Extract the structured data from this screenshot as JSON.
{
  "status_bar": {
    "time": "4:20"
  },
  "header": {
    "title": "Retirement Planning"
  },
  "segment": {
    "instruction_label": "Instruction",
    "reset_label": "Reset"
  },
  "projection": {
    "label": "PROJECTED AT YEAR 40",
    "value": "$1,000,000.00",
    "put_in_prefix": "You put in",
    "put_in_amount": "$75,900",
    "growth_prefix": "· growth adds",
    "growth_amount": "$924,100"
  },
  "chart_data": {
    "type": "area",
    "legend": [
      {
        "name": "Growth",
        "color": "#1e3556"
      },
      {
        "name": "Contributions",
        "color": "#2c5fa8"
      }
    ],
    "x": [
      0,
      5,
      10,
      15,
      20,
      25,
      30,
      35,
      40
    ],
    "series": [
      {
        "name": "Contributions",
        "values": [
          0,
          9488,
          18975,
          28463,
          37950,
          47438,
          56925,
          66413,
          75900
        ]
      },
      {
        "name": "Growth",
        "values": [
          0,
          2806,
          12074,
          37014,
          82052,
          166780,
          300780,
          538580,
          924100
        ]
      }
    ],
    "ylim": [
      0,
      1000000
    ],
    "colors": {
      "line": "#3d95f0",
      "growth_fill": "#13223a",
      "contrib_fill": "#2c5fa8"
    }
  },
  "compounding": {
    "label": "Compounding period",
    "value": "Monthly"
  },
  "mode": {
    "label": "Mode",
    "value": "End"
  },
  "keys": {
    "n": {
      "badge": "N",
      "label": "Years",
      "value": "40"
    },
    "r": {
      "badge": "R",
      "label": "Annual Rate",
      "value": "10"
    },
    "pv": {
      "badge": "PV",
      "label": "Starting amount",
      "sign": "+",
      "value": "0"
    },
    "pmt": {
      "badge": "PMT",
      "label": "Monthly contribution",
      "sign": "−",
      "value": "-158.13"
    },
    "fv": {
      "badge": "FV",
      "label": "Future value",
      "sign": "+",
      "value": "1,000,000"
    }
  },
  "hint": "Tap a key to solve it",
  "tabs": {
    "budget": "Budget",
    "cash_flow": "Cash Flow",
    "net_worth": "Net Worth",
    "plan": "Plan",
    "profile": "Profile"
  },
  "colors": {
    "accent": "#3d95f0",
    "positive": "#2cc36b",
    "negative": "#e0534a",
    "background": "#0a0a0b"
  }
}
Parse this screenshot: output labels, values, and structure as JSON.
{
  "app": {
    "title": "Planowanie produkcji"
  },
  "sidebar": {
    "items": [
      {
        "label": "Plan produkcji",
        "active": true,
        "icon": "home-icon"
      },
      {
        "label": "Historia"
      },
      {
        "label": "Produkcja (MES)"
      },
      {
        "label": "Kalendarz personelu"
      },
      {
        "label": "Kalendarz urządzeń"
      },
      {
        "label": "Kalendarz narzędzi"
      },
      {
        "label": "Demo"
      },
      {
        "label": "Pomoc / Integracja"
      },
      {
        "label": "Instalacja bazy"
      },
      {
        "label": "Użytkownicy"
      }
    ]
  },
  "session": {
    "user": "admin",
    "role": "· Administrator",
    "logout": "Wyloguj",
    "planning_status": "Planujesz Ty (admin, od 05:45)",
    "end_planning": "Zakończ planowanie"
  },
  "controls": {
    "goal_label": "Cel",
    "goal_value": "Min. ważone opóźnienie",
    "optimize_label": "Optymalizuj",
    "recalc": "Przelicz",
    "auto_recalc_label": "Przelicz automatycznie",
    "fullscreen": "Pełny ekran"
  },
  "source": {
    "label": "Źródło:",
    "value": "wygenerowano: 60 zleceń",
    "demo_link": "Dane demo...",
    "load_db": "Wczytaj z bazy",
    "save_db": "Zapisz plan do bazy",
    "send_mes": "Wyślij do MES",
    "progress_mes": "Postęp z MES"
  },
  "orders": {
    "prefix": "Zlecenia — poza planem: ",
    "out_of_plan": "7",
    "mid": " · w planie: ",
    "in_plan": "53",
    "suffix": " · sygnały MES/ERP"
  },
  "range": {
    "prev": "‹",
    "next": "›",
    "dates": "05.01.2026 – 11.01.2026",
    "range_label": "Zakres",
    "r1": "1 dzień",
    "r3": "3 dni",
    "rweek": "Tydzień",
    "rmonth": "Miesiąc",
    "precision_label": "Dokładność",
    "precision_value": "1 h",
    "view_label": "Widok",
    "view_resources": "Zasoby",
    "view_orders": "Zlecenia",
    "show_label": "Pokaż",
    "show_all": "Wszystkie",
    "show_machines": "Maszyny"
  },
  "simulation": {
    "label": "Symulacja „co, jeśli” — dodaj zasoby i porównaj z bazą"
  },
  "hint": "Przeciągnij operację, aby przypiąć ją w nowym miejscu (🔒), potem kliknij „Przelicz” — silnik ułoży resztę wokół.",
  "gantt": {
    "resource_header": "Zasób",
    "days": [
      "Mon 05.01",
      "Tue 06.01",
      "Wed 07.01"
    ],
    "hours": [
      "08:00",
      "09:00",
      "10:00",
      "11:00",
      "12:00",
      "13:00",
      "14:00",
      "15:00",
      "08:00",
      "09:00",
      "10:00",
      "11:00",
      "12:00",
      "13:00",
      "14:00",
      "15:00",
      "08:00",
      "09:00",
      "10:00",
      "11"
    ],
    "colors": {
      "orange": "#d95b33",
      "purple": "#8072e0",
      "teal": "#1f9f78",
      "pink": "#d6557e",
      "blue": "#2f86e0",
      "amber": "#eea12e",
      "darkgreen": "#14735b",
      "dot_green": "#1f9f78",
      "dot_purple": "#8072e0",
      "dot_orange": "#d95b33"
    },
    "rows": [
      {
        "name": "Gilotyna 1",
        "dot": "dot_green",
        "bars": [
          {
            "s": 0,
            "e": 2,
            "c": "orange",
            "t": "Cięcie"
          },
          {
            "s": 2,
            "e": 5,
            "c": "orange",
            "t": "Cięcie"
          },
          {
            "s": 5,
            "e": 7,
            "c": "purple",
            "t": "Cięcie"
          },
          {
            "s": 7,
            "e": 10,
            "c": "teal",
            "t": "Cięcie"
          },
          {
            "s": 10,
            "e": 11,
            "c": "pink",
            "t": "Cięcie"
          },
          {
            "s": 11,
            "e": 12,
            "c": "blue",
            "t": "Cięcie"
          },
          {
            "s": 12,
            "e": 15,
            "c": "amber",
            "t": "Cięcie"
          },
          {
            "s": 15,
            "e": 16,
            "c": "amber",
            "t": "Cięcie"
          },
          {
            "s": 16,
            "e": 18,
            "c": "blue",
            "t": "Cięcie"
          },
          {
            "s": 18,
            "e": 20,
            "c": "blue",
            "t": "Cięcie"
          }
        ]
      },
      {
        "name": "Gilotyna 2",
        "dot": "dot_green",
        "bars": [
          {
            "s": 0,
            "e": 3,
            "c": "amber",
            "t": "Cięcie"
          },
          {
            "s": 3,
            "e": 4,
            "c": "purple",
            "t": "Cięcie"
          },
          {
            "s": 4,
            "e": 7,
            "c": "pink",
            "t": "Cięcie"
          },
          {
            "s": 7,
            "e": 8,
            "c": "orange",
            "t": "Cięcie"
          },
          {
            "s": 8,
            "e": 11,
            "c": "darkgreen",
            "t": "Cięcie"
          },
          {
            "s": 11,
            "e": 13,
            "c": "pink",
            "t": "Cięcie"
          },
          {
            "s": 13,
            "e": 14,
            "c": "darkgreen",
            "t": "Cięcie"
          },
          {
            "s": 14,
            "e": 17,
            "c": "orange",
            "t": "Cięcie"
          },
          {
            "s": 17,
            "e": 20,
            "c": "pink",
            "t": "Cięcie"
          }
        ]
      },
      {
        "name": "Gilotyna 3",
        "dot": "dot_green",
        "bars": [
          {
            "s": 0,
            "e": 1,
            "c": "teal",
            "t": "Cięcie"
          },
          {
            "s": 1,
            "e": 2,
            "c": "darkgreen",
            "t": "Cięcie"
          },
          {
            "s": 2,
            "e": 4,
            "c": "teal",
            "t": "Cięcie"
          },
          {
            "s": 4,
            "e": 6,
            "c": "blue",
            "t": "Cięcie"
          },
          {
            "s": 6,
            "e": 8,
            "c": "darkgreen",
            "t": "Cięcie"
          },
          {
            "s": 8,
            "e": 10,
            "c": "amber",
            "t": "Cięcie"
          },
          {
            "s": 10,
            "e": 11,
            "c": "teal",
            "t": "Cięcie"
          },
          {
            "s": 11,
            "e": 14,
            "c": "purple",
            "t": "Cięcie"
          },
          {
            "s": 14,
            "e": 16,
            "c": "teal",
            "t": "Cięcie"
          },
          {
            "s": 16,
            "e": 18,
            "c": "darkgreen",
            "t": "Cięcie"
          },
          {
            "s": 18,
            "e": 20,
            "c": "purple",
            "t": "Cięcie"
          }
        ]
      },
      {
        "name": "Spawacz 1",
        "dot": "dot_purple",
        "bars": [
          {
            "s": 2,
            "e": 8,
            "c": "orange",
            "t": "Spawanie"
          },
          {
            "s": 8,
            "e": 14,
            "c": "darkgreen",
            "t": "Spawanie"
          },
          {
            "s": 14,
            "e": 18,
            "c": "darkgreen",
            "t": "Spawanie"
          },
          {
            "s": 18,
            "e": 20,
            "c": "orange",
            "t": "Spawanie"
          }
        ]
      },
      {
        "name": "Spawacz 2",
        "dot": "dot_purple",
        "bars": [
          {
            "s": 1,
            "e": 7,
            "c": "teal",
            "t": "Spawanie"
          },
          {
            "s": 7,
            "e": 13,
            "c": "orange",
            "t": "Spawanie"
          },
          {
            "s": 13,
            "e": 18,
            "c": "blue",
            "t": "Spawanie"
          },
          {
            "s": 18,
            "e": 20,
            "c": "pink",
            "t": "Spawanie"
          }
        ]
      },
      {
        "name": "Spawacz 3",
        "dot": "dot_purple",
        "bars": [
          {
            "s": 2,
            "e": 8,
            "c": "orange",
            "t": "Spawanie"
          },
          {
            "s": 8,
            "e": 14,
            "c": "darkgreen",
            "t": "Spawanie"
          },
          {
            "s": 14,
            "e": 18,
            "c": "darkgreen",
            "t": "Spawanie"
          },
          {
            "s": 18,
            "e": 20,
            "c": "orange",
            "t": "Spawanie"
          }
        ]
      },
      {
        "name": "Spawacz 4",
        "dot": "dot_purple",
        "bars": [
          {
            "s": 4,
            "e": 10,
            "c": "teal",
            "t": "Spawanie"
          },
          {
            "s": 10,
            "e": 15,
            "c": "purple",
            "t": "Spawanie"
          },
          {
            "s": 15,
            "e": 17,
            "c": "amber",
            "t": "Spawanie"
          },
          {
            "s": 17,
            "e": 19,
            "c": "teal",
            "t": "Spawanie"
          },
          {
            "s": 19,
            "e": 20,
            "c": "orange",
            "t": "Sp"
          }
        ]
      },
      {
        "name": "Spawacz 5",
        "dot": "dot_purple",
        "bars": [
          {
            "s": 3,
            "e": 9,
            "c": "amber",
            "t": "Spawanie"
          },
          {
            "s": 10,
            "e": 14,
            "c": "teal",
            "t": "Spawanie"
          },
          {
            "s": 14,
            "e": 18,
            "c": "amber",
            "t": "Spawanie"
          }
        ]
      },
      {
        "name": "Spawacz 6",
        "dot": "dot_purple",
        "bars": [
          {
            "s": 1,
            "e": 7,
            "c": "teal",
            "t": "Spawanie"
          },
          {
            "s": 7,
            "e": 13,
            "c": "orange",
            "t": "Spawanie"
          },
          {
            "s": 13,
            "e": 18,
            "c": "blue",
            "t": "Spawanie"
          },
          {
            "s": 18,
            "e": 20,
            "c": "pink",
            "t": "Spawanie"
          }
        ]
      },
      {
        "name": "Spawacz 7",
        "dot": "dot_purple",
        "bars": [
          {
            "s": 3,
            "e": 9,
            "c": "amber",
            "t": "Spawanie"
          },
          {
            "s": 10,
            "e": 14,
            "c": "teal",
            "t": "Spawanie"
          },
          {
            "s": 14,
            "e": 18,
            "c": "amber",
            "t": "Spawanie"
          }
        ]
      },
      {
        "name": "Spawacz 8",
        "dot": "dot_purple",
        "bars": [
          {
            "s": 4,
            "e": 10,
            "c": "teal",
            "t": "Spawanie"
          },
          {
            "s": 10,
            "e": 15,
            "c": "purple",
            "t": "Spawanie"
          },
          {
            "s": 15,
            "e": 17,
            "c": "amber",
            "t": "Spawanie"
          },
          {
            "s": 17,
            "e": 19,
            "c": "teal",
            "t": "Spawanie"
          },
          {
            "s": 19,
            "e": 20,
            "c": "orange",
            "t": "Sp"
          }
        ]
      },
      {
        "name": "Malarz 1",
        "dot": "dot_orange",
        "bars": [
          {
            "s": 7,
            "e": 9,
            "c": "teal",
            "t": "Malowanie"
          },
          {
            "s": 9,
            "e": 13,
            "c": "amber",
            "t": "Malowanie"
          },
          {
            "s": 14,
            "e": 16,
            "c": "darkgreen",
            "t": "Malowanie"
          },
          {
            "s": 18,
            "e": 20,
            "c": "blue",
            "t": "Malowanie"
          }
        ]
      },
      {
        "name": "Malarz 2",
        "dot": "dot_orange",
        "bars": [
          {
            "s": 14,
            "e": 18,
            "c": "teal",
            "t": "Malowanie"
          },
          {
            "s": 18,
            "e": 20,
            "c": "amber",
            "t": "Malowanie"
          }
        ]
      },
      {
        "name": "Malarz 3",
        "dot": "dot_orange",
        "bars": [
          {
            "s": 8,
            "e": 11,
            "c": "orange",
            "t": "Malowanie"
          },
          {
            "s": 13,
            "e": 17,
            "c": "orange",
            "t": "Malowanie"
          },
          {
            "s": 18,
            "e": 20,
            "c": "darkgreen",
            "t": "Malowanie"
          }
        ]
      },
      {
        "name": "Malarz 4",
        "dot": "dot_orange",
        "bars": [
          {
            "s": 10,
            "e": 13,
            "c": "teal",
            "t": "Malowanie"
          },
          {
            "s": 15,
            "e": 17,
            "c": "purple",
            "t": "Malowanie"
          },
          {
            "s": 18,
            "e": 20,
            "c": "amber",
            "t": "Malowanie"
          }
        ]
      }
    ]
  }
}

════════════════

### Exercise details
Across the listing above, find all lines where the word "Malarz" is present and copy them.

### Response to the exercise
        "name": "Malarz 1",
        "name": "Malarz 2",
        "name": "Malarz 3",
        "name": "Malarz 4",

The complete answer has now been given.